The written exam, or knowledge test, is a computerized test based on your state's DMV handbook. Many states will require you to pass this exam before moving on to the road test. Even if you have a foreign license, you may still be required to take the written exam in order to ensure you're familiar with U.S. driving customs and road laws.
Although learning new driving laws and customs can be intimidating, newcomers have many resources, including our practice exams. For most drivers, the written exam only has to be passed once for the entirety of their driving years.
The road test will put you behind the wheel, with an evaluator in the passenger seat. It is intended to assess your ability to safely operate a vehicle and follow state driving laws. The test typically takes place in the parking lot and on streets surrounding the DMV building.
All U.S. states require an applicant to pass a road test before being issued a license. However, some states will waive the DMV road test if you already hold a driver's license issued by certain foreign countries.
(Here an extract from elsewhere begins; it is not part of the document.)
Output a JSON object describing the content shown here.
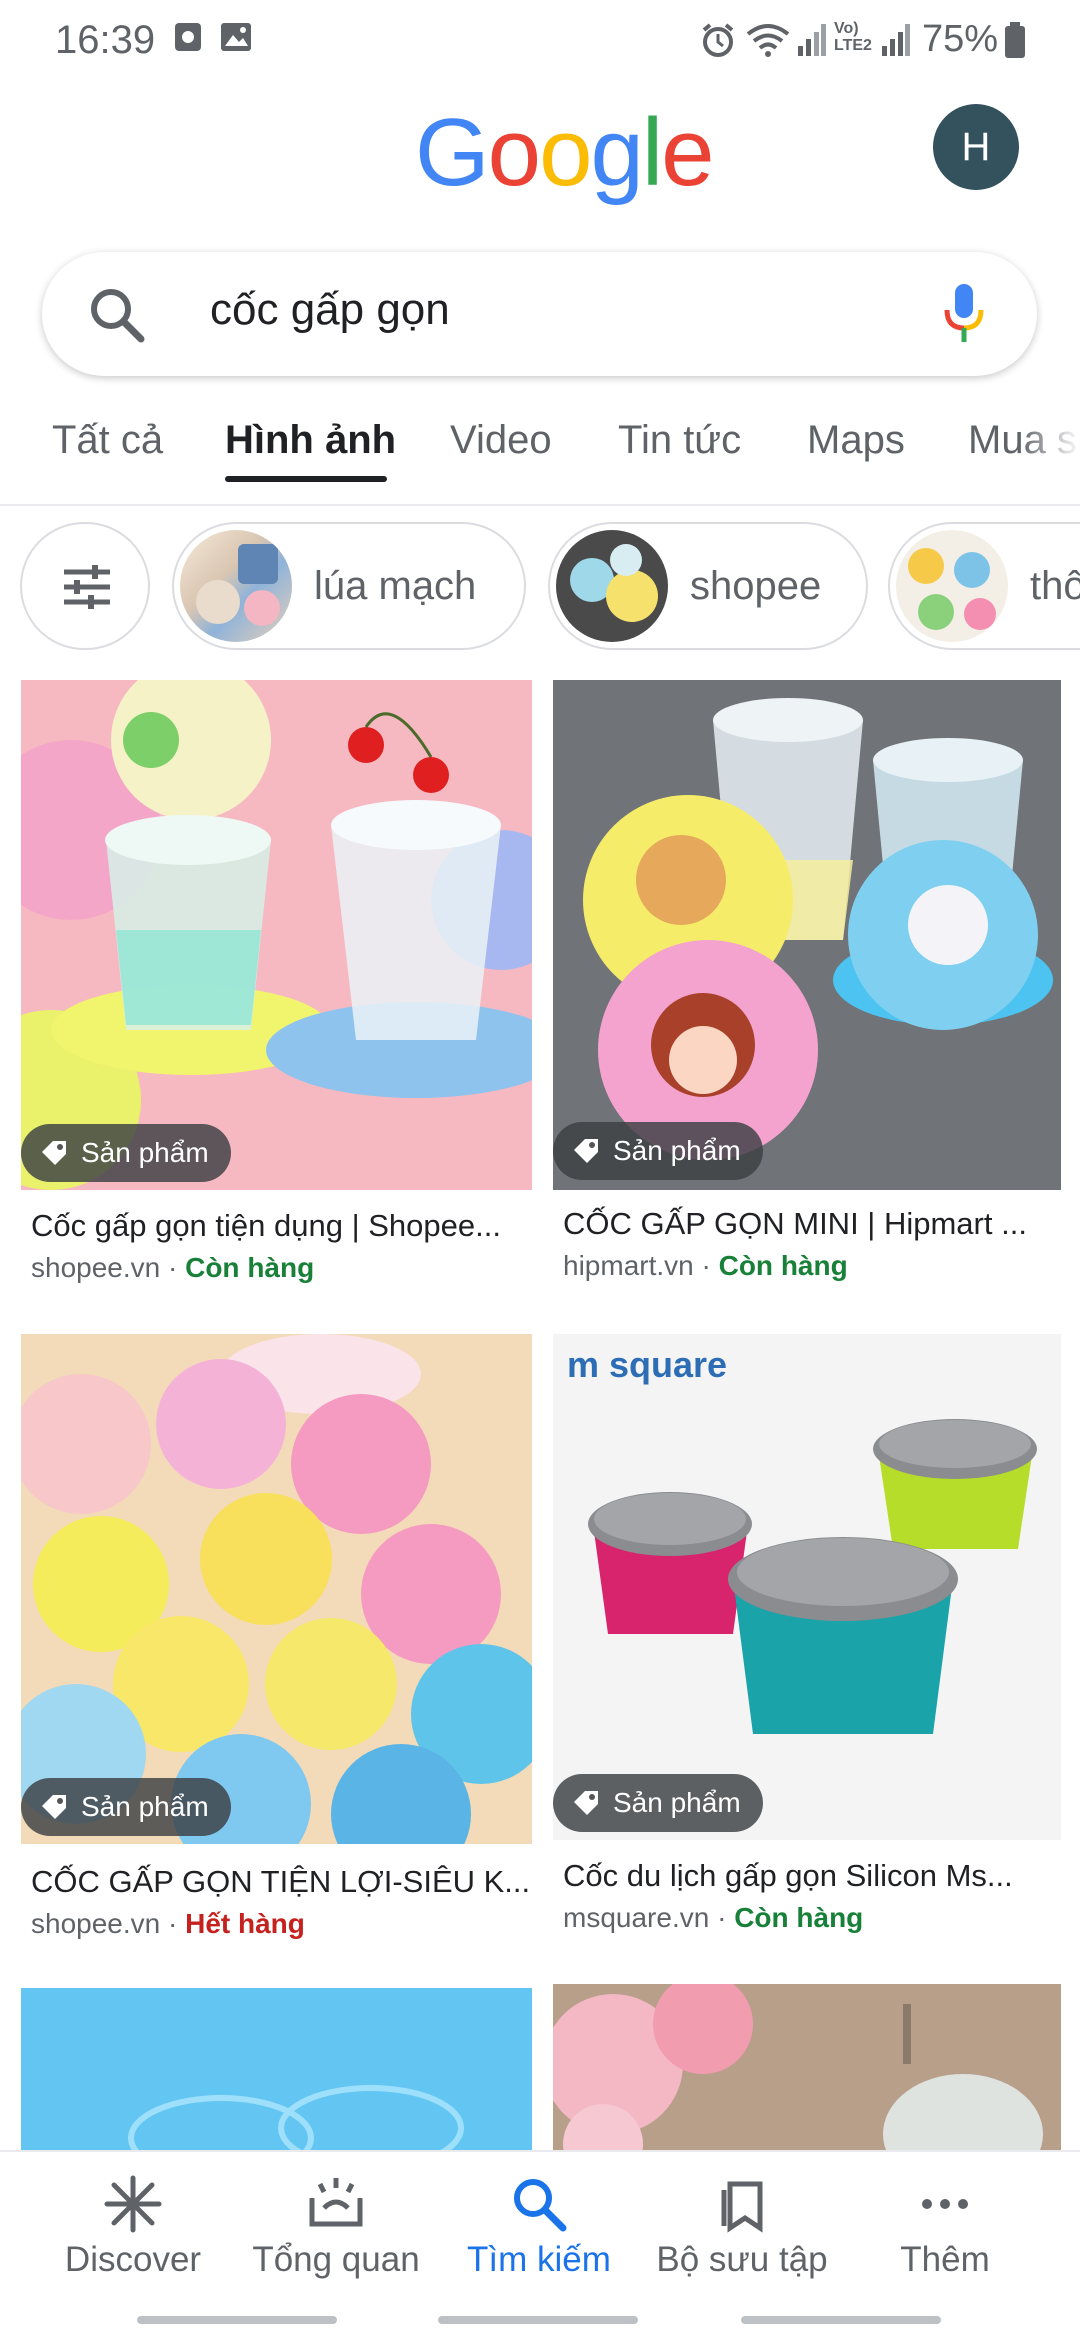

As mentioned above, driver's licenses are not issued by the federal government, but by the state in which you reside. Different states will require different qualifying documents, as will your status. For example, if you are a visiting student, you'll likely have to present your student visa, passport, proof of residency, and in some states, a social security card. Requirements would be different for Green Card holders or someone with a fiance visa, for instance. Check with your state's DMV to find out which documents you'll need or use our DMV Assistant.
In most cases, people with a pending green card status will be able to get a U.S. driver's license. You'll need to provide proof of pending status, your passport, and proof of residency in the state. Keep in mind that most states will not issue licenses that exceed the expiration date on your residency status documents.
In many states, you are required to have a Social Security Number before you are able to get your license. Some states accept Individual Tax Identification Numbers as a substitute. Check with your state's DMV.
Most states allow you to drive on a foreign license for up to three months, as long as it is accompanied by your passport. If you want to rent a car, you might need an international license, depending on the rental company. International licenses are typically good for one year of driving in the U.S.
This depends on what state you're in and whether your home country provides driver's license reciprocity for the state. In some cases, you'll simply need to exchange your foreign license and present the necessary identification and residency documents. In other cases, you'll be required to take the written and/or road test.
But rest assured, we have free practice tests to help you pass the written portion of the exam. Start studying today so you can start driving in the U.S.